Aim: The relationship between salivary IgA secretion rate and upper respiratory tract infection (URTI) was studied in 155 ultramarathoners (126 males, 29 females, mean age 46.5+/-0.7 y) who had qualified to run the 160-km 2003 Western States Endurance Run.
Methods: Subjects provided saliva samples during registration, held the morning before the race, and within 5-10 minutes postrace (mean race time, 26.2+/-0.3 h). Unstimulated saliva was collected by expectoration for 4 minutes into 15-mL plastic, sterilized vials. Runners finishing the race and providing pre- and postrace saliva samples (n=106) turned in a health log specifying URTI episodes and severity of symptoms for the 2-week period following the race.
Results: The total volume of saliva that the runners was able to expectorate during sample collection decreased 51% postrace compared to prerace values (P<0.001). Saliva protein concentration increased 20% (P<0.001) while the saliva protein IgA concentration decreased 10% (P<0.05). Salivary IgA secretion rate decreased 46% when comparing pre- to postrace values (P<0.001). Twenty-four percent of the runners finishing the race and providing salivary samples reported an URTI episode lasting 2 days or longer during the 2-week period following the race (mean number of days with symptoms was 5.4+/-0.6 days). The decrease in salivary IgA secretion rate (pre- to postrace) was 53% greater in the 25 runners reporting URTI (-355+/-45 microg/min) compared to the 81 runners not reporting URTI (-232+/-37 microg/min), (P=0.04).

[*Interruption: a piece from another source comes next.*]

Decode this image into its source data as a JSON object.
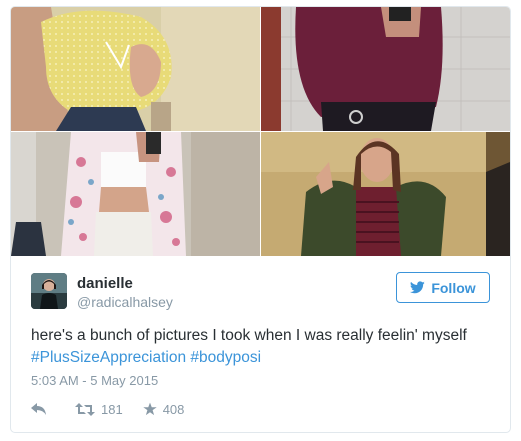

Conclusions: In summary, nearly 1 in 4 runners reported an URTI episode during the 2-week period following a 160-km race, and the decrease in salivary IgA secretion rate was significantly greater in these runners compared to those not reporting URTI.